He had a half-crazed look and blood-shot eyes, truly miserable in all appearances. He was bent over what looked like tiny shards of broken glass, sweeping them up with a short broom and dustpan. As the boy entered, the teacher looked up with a wild look in his eye, still sweeping and hobbling farther into the room. The boy made a gesture towards the flag that hung above the doorway, saying something to the effect that he wanted to take the flag down and remove it from the room. He said this, of course, with the idea that doing so would remove the haunting.

The teacher spit with anger and fear (and a hint of madness) that the boy was a fool to mess with such things. He turned around and continued his sweeping.

Then the dream ended.
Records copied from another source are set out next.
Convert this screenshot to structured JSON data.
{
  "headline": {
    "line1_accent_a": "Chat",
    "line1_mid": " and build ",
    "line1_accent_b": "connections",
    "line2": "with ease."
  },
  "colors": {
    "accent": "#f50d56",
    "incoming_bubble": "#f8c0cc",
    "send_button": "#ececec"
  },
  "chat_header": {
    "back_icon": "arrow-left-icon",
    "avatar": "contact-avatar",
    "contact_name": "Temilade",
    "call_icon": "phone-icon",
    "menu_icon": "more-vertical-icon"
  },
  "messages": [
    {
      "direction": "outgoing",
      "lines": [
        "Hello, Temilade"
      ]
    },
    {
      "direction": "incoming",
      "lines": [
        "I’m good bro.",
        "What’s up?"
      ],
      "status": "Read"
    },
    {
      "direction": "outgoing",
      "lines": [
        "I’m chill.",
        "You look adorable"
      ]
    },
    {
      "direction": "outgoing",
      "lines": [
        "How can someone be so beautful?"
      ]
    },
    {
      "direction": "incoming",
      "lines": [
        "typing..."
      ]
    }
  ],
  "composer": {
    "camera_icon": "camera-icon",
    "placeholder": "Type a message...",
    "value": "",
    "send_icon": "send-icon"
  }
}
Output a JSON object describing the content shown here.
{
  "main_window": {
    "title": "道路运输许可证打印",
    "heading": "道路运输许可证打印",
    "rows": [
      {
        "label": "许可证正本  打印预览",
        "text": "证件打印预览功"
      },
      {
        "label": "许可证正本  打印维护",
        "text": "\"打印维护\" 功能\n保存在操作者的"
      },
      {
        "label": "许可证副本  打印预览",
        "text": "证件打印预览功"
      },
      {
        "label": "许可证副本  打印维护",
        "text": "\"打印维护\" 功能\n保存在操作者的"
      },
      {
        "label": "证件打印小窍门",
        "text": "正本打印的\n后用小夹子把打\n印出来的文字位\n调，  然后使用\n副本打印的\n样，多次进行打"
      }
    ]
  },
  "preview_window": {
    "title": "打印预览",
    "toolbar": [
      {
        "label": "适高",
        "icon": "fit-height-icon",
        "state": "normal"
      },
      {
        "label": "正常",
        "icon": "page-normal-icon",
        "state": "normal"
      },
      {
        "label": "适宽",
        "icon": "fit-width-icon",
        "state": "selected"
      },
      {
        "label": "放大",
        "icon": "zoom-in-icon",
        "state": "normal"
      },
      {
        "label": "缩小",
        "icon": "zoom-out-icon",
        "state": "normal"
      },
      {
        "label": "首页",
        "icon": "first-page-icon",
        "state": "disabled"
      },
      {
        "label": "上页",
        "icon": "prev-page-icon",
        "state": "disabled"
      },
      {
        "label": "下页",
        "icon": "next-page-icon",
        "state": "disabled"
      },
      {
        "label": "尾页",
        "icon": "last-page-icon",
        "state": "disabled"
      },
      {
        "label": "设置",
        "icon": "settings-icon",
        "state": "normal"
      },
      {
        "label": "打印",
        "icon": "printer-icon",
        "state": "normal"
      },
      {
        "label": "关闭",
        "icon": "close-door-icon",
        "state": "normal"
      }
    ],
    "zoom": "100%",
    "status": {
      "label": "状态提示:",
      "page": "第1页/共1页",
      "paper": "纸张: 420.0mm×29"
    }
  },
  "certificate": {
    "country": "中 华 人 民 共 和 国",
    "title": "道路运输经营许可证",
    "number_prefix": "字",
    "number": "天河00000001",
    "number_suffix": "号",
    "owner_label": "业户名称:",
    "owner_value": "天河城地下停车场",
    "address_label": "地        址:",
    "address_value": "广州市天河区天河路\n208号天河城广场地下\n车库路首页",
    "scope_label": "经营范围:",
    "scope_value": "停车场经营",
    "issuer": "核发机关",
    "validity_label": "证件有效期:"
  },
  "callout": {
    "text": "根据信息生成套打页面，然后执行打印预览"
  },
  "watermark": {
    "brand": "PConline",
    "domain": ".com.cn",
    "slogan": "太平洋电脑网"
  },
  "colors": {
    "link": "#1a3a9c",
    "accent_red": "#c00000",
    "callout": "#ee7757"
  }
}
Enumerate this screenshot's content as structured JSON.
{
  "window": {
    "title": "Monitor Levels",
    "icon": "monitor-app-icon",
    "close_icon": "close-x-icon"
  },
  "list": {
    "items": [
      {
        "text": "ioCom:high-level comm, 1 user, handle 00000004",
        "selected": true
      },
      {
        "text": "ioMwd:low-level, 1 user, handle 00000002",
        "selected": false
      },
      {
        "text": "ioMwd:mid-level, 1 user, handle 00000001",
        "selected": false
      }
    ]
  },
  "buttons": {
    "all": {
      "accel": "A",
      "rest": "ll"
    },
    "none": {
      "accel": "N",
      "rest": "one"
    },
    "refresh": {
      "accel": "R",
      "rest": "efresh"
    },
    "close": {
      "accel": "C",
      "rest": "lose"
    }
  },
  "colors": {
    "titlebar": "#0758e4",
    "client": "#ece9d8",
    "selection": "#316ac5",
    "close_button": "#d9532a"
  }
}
So, is the boy really a savior - a young person who wants to save the flag from the darkness? And the older man the real fool, busying himself with trivial matters and missing the whole point?

Or, is the child stealing the last point of light in an already dark room, only to leave it hopeless? And the teacher simply trying to clean up the mess he's made?

Sunday, January 10, 2010

If I Died Tomorrow

This is, in fact, the first post of 2010 in my blog, though I don't know if that's a big deal or not.

If I were to die tomorrow, I don't think it would be that big of a deal. It might mean something that I actually had a blog, that I put time into writing my thoughts on a wall for all to see, that I cared. If I'm not alive tomorrow, people won't cry because I failed that one math test a few years ago, but the friends I made in school might remember me.

If I lived just one more day, would people care whether or not my underwear matched? Would they be grossed out to read my diary and find out that I picked my nose in private? Would they care that I had said hi to them every morning and gave them hugs when they looked blue?

If I fell off a bridge, was hit by a meteor, or was killed in some other wholly unpredictable and unexpected yet catastrophic event, would it matter whether or not my dreams were big or small, whether or not I wore makeup or left my face naked, whether or not I took the time to watch the ripples in the lake and imagine they were telling me something?

What would matter?